This will create a two tier society: those 'of the government' and the proletariat. Wasn't this type of system already deemed a failure by history?

Exactly was is "Health Care"? Do abortions count? How about wart removal? Penile Extensions? Physical therapy? Gym memberships? How often? And who decides these things?

If wrongfully denied coverage by my insurance provider, I have recourse through legal channels. Or my family will, should I die as a result. Do you really think we will be allowed to sue the Federal Government for the same reasons?

Remember 'Joe the Plumber'? After asking an embarassing question of the wrong person, his tax and child support records were made public. How safe do you think democracy and liberty will be when the government owns everyone's medical records?

I'm liking these vociferous 'Town Halls', and I enjoy seeing congressmen and senators finally recieving some due respect.

Monday, August 10, 2009

Watch This Space...

My mind and body have been occupied with less worthy pursuits.
I'll get back to you real soon, and I promise to make the rounds.

Thursday, August 6, 2009

Back To Work, For Reals

Finally, late yesterday I got the call to return to work. Guess I had clean pee,huh?

Began the day with a rehash of safety videos. Typically, when somebody has been out for an extended period, the company forces him to sleep sit through a safety refresher course. No big deal.
Comfy chair in an clean, quiet, air conditioned room? I'll take it.

With about two hours left in the day, I was released to 'return to work'. Not that I actually worked,though. Basically, for two hours I shadowed my position replacement, under instruction to do very little until I get re-acquainted with the system that I helped launch in the first place.

Tomorrow, I get to 'shadow' again while I finish out the week.

The best part: I am the senior man in this position, of which only one position exists. I was scheduled to return at the beginning of the week, the date of my doctor's release.
Therefore, all hours worked in this position, all week long, were my contractual right, so I will be paid for the full week, plus the overtime my replacement put in.

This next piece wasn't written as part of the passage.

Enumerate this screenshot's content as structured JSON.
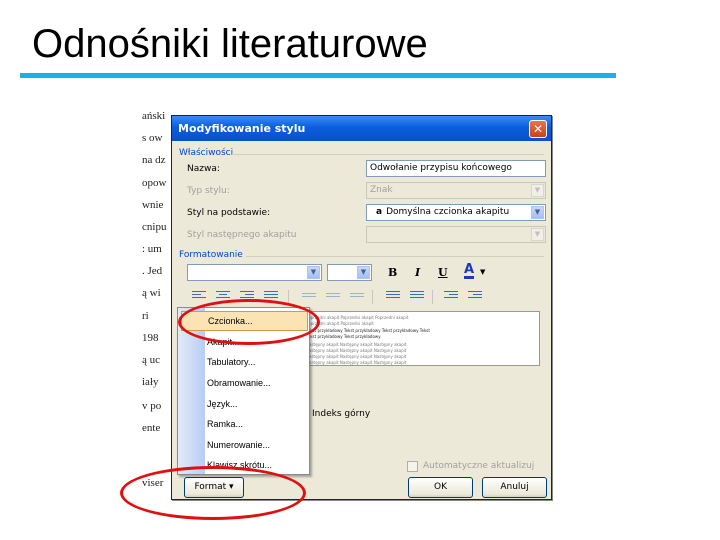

Too cool,huh?

Next week I'll have to earn my money.
(And get used to the feel of work boots after eleven months of wearing slippers)

I want to personally thank every single one of you for all of your support throughout the past year, but that would take a lot of typing and posting.
Just know that it has meant a lot to me, in measures and ways that words fail, and on a level that I can never forget.

God bless you all.
(yeah, even you.)

On a downer note: a few months ago, one of my co-workers was diagnosed with a cancerous brain tumor. He's going through a big Hell right now. Be grateful for life's every blessing, because no matter what you got, there is always somebody else who has it worse, and what we often take for granted can easily be taken away.

Tuesday, August 4, 2009

I've got an idea to help fight Global Warming and cure the economy.

How about we just give $100,000 to anybody who wants to trade their larger, less energy efficient house for a smaller, more efficient house?
After the deal is made, the previous home will be bulldozed so nobody else can pollute with it again.

Think of the boost to the housing market and construction trades. This will pull us out of the recession within about 32 minutes, and save the planet at the same time.

Monday, August 3, 2009

First Day

First day back to the mill. I spent about 15 minutes in the office, and one hour at the clinic.
Pissed in a jar, signed some forms, and verfied that yes, I did have a pulse.

They'll call me when the wiz quiz comes back in a couple days. In the meantime, I'm getting paid.